══ EXERCISE DATA ══
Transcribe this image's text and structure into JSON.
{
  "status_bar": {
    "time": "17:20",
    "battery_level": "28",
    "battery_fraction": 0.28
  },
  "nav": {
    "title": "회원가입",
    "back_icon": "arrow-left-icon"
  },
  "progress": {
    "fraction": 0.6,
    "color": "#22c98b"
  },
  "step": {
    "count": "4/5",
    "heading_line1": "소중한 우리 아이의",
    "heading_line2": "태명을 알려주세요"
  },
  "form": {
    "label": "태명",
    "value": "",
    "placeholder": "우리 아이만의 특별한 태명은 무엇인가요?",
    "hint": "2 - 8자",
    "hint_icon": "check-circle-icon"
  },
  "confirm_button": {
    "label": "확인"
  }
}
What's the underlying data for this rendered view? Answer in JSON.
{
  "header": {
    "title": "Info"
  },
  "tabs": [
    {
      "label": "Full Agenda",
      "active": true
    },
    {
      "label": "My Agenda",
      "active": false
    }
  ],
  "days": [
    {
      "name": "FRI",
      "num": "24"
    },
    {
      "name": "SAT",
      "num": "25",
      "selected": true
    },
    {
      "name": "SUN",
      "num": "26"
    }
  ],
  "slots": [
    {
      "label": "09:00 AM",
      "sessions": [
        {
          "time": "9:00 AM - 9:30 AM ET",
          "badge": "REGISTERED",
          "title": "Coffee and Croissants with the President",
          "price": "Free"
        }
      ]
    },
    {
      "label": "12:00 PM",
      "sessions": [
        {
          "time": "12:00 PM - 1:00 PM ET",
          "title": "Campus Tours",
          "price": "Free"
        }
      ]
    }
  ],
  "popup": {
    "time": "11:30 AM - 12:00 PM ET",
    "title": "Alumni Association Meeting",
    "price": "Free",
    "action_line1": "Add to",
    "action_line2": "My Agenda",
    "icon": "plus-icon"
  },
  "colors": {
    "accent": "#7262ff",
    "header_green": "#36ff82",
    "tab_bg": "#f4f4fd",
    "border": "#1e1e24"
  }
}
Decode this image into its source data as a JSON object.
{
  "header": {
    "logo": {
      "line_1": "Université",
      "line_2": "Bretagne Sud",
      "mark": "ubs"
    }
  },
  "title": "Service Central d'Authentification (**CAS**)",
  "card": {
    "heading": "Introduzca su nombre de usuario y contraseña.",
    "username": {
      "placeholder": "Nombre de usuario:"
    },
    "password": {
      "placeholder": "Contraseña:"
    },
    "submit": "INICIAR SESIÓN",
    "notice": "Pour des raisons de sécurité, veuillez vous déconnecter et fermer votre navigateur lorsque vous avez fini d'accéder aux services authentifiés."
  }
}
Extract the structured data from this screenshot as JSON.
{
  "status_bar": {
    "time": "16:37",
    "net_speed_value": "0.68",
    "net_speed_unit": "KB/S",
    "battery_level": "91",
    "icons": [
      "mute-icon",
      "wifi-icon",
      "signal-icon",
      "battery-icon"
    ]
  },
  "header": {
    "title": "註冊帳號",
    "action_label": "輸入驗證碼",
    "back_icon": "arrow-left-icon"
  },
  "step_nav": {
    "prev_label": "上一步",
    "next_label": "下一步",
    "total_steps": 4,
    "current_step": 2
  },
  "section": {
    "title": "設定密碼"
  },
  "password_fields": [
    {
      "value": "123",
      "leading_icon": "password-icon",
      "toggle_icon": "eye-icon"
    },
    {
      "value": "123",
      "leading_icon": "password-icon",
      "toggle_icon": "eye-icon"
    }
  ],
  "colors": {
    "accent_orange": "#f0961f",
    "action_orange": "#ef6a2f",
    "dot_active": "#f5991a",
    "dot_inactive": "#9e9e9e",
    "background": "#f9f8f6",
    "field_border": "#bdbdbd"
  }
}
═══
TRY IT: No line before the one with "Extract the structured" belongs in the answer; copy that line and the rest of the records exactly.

ANSWER TO THE PROBLEM:
Extract the structured data from this screenshot as JSON.
{
  "status_bar": {
    "time": "16:37",
    "net_speed_value": "0.68",
    "net_speed_unit": "KB/S",
    "battery_level": "91",
    "icons": [
      "mute-icon",
      "wifi-icon",
      "signal-icon",
      "battery-icon"
    ]
  },
  "header": {
    "title": "註冊帳號",
    "action_label": "輸入驗證碼",
    "back_icon": "arrow-left-icon"
  },
  "step_nav": {
    "prev_label": "上一步",
    "next_label": "下一步",
    "total_steps": 4,
    "current_step": 2
  },
  "section": {
    "title": "設定密碼"
  },
  "password_fields": [
    {
      "value": "123",
      "leading_icon": "password-icon",
      "toggle_icon": "eye-icon"
    },
    {
      "value": "123",
      "leading_icon": "password-icon",
      "toggle_icon": "eye-icon"
    }
  ],
  "colors": {
    "accent_orange": "#f0961f",
    "action_orange": "#ef6a2f",
    "dot_active": "#f5991a",
    "dot_inactive": "#9e9e9e",
    "background": "#f9f8f6",
    "field_border": "#bdbdbd"
  }
}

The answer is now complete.